In many different applications, only specific parts of a component need to be hardened. This creates a challenge as traditional hardening, or heat-treating processes will heat all or most of the part based on exposure to the heat source. Additionally, it may be important to simply heat the surface of the part or component, which is where induction hardening processes come into play.

Precise Heat Treatment

Through the use of non-contact heating by exposure to an alternating magnetic field, the interior layer just under the surface of the part or component can be heated to the desired level. The material has to be conductive for the process to work.

The depth of the generation of heat within the part or complete can be controlled by the frequency of the alternating magnetic field. Other factors will also need to be considered including the specific density of the metal in the part or component as well as the material thickness.

After the surface heating is completed to the specific time in the induction hardening process, the workpiece is quenched. This can be done in oil or water or even in specific types of polymer solutions.

The result is a transformation of the surface layer of the workpiece to a martensitic form. This will be harder and more durable than the interior of the metal without changing any of the properties for the rest of the workpiece.

When to Use the Process

With the more durable surface produced through the induction hardening process, steel alloy parts and components for automotive, machines and equipment are ideal. They have a high level of resistance to wear and tear, and they are also going to have a longer life cycle than parts that are not surface hardened.

This is also a fast process as it can be fully automated.

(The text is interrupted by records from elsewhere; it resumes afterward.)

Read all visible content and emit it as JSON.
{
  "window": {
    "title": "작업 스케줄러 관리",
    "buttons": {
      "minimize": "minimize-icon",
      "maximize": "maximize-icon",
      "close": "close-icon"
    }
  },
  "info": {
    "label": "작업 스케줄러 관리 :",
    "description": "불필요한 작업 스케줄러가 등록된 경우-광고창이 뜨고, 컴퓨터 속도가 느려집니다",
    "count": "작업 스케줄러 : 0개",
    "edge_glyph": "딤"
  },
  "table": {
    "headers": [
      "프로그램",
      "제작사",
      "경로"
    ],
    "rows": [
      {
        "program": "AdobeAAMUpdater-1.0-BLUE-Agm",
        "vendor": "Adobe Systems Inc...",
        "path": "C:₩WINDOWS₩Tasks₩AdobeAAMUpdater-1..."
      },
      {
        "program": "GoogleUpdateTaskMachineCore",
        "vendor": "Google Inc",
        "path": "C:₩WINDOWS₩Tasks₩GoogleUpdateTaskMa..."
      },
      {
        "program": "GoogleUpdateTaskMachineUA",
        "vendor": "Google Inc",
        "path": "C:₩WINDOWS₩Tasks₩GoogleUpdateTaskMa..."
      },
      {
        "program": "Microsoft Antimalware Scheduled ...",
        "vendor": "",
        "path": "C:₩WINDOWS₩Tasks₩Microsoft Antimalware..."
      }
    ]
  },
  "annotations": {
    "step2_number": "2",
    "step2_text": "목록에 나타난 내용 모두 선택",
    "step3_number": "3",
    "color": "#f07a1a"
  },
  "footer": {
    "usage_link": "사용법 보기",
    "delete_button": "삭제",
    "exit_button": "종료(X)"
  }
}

This helps to reduce the cost per unit of production while also streamlining the process over other surface hardening options.